YOUR INSTRUCTIONS: From the entries that follow, report every line in which "subtitle" occurs.

- - -

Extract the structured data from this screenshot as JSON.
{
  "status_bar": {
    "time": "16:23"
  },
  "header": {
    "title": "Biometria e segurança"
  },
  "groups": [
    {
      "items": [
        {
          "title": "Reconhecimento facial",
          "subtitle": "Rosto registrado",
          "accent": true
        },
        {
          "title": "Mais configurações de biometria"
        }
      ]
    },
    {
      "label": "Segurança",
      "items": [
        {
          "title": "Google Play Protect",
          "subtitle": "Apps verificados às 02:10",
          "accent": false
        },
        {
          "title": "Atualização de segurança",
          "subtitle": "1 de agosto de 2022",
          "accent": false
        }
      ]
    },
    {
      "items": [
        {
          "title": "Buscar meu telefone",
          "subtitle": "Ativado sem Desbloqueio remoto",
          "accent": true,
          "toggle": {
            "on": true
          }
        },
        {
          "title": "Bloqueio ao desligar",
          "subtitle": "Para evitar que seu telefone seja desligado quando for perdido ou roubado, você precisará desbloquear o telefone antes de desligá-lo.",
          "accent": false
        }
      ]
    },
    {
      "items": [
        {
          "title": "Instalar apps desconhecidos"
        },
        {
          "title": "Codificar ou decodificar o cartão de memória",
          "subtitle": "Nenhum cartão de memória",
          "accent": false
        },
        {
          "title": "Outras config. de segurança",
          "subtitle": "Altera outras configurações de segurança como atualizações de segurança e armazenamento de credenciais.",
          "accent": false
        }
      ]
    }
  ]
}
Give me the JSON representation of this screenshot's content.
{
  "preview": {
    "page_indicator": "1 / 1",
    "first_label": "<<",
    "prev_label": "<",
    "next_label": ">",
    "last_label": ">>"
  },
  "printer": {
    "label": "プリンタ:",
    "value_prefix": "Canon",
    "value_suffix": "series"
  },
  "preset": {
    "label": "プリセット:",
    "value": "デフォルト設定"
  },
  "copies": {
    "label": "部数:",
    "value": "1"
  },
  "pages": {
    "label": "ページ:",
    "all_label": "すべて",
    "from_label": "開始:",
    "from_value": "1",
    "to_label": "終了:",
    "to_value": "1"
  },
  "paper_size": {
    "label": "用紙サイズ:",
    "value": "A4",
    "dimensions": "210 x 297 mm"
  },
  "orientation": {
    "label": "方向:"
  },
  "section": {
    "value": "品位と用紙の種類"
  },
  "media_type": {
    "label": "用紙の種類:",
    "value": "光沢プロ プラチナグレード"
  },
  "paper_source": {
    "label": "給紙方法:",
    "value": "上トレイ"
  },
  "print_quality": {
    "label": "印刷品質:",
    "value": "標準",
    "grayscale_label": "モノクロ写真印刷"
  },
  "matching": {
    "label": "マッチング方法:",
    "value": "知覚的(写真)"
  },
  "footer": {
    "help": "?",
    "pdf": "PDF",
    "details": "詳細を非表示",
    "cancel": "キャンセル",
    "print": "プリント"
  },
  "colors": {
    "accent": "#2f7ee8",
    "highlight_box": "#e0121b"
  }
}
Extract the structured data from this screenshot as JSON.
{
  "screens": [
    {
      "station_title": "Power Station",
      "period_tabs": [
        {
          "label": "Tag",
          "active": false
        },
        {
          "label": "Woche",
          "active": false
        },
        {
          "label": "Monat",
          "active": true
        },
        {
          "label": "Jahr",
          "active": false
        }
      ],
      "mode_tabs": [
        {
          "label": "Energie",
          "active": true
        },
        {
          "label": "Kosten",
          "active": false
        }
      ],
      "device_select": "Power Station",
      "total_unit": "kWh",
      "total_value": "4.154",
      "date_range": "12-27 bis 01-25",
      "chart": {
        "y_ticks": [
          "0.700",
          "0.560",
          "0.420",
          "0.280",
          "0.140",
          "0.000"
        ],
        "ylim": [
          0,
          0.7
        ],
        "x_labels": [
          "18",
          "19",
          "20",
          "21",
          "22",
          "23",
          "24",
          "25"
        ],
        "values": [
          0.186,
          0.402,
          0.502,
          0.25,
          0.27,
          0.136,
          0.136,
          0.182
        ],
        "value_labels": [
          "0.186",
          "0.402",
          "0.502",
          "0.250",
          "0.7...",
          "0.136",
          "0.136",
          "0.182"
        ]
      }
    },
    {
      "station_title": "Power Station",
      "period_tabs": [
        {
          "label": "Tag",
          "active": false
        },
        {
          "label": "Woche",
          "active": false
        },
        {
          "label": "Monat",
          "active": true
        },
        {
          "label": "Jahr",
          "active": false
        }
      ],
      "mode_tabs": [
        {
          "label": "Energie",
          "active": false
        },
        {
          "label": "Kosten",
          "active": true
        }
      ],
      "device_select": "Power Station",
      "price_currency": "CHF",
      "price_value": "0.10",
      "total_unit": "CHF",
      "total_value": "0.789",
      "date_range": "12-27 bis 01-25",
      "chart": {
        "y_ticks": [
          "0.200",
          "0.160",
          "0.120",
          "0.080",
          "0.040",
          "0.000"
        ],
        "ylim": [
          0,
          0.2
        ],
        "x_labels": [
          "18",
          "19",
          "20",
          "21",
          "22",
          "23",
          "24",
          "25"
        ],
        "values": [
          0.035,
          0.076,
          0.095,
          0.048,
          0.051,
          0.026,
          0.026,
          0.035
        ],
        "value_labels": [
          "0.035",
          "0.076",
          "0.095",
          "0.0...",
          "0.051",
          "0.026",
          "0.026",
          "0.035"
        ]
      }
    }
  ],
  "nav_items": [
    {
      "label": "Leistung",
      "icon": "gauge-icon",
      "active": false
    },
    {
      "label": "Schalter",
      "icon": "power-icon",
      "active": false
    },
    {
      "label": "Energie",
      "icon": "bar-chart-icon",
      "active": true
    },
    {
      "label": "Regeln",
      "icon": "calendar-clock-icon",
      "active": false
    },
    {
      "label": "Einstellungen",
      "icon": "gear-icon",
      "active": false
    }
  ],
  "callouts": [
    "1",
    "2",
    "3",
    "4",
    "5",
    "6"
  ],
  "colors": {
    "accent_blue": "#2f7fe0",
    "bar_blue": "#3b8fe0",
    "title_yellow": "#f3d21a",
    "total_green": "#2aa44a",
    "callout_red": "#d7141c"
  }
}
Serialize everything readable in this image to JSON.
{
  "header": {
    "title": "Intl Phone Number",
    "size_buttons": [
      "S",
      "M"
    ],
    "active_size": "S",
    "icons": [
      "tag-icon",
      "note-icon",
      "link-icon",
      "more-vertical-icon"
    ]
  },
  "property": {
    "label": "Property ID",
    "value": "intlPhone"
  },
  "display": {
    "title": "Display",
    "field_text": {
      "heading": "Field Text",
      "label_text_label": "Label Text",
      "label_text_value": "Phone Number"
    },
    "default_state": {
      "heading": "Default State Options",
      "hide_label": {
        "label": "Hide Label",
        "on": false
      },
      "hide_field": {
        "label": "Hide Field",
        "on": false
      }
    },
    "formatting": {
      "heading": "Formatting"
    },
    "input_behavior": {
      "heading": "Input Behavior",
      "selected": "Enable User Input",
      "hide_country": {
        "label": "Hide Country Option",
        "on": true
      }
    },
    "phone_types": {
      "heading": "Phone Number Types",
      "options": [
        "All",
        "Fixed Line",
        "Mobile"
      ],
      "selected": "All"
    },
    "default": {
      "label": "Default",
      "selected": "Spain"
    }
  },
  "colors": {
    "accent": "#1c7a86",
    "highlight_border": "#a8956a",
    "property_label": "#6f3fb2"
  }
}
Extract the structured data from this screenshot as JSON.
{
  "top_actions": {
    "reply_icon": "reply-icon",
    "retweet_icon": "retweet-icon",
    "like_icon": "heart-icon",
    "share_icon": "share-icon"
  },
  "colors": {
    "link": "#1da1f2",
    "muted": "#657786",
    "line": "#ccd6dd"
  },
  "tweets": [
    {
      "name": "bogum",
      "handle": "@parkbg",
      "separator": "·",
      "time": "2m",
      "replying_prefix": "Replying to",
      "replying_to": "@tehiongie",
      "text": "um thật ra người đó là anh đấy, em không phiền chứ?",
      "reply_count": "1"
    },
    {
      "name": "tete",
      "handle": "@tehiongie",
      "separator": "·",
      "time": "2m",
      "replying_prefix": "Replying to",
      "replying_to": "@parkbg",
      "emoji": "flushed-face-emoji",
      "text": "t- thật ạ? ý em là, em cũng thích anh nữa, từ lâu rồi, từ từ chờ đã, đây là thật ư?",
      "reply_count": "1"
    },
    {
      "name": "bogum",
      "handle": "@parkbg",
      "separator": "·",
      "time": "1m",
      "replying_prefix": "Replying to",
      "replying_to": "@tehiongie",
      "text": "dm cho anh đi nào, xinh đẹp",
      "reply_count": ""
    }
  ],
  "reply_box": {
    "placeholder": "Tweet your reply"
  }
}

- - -

RESULT:
          "subtitle": "Rosto registrado",
          "subtitle": "Apps verificados às 02:10",
          "subtitle": "1 de agosto de 2022",
          "subtitle": "Ativado sem Desbloqueio remoto",
          "subtitle": "Para evitar que seu telefone seja desligado quando for perdido ou roubado, você precisará desbloquear o telefone antes de desligá-lo.",
          "subtitle": "Nenhum cartão de memória",
          "subtitle": "Altera outras configurações de segurança como atualizações de segurança e armazenamento de credenciais.",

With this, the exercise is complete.